TASK INSTRUCTIONS:
Would you please output the data exactly, omitting no line?

(Dataset rows for apps and sites)
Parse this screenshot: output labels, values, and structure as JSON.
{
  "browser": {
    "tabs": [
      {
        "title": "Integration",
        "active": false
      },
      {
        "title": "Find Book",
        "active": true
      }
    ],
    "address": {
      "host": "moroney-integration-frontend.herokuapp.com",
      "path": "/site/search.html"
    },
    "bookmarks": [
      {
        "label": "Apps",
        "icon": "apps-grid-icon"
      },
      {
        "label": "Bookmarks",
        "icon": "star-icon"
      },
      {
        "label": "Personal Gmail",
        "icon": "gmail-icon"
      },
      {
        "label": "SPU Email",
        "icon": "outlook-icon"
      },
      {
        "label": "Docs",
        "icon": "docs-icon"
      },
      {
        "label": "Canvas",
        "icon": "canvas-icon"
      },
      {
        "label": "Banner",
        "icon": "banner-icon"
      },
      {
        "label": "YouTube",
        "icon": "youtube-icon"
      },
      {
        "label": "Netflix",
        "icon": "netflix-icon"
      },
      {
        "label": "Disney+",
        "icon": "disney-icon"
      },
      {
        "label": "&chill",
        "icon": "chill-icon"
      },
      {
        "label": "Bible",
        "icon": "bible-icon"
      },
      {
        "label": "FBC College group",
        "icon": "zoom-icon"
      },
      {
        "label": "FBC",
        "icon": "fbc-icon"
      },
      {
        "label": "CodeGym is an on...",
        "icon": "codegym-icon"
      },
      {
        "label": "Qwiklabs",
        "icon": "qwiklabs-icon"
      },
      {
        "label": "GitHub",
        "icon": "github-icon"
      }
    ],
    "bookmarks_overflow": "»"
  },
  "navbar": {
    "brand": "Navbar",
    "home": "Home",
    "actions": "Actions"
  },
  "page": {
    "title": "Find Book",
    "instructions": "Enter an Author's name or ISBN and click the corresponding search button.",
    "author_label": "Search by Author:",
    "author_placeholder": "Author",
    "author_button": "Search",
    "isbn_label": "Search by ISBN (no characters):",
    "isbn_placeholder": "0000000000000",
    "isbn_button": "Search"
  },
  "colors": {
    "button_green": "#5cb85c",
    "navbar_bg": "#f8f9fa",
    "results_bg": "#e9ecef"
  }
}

EXERCISE RESPONSE:
Parse this screenshot: output labels, values, and structure as JSON.
{
  "browser": {
    "tabs": [
      {
        "title": "Integration",
        "active": false
      },
      {
        "title": "Find Book",
        "active": true
      }
    ],
    "address": {
      "host": "moroney-integration-frontend.herokuapp.com",
      "path": "/site/search.html"
    },
    "bookmarks": [
      {
        "label": "Apps",
        "icon": "apps-grid-icon"
      },
      {
        "label": "Bookmarks",
        "icon": "star-icon"
      },
      {
        "label": "Personal Gmail",
        "icon": "gmail-icon"
      },
      {
        "label": "SPU Email",
        "icon": "outlook-icon"
      },
      {
        "label": "Docs",
        "icon": "docs-icon"
      },
      {
        "label": "Canvas",
        "icon": "canvas-icon"
      },
      {
        "label": "Banner",
        "icon": "banner-icon"
      },
      {
        "label": "YouTube",
        "icon": "youtube-icon"
      },
      {
        "label": "Netflix",
        "icon": "netflix-icon"
      },
      {
        "label": "Disney+",
        "icon": "disney-icon"
      },
      {
        "label": "&chill",
        "icon": "chill-icon"
      },
      {
        "label": "Bible",
        "icon": "bible-icon"
      },
      {
        "label": "FBC College group",
        "icon": "zoom-icon"
      },
      {
        "label": "FBC",
        "icon": "fbc-icon"
      },
      {
        "label": "CodeGym is an on...",
        "icon": "codegym-icon"
      },
      {
        "label": "Qwiklabs",
        "icon": "qwiklabs-icon"
      },
      {
        "label": "GitHub",
        "icon": "github-icon"
      }
    ],
    "bookmarks_overflow": "»"
  },
  "navbar": {
    "brand": "Navbar",
    "home": "Home",
    "actions": "Actions"
  },
  "page": {
    "title": "Find Book",
    "instructions": "Enter an Author's name or ISBN and click the corresponding search button.",
    "author_label": "Search by Author:",
    "author_placeholder": "Author",
    "author_button": "Search",
    "isbn_label": "Search by ISBN (no characters):",
    "isbn_placeholder": "0000000000000",
    "isbn_button": "Search"
  },
  "colors": {
    "button_green": "#5cb85c",
    "navbar_bg": "#f8f9fa",
    "results_bg": "#e9ecef"
  }
}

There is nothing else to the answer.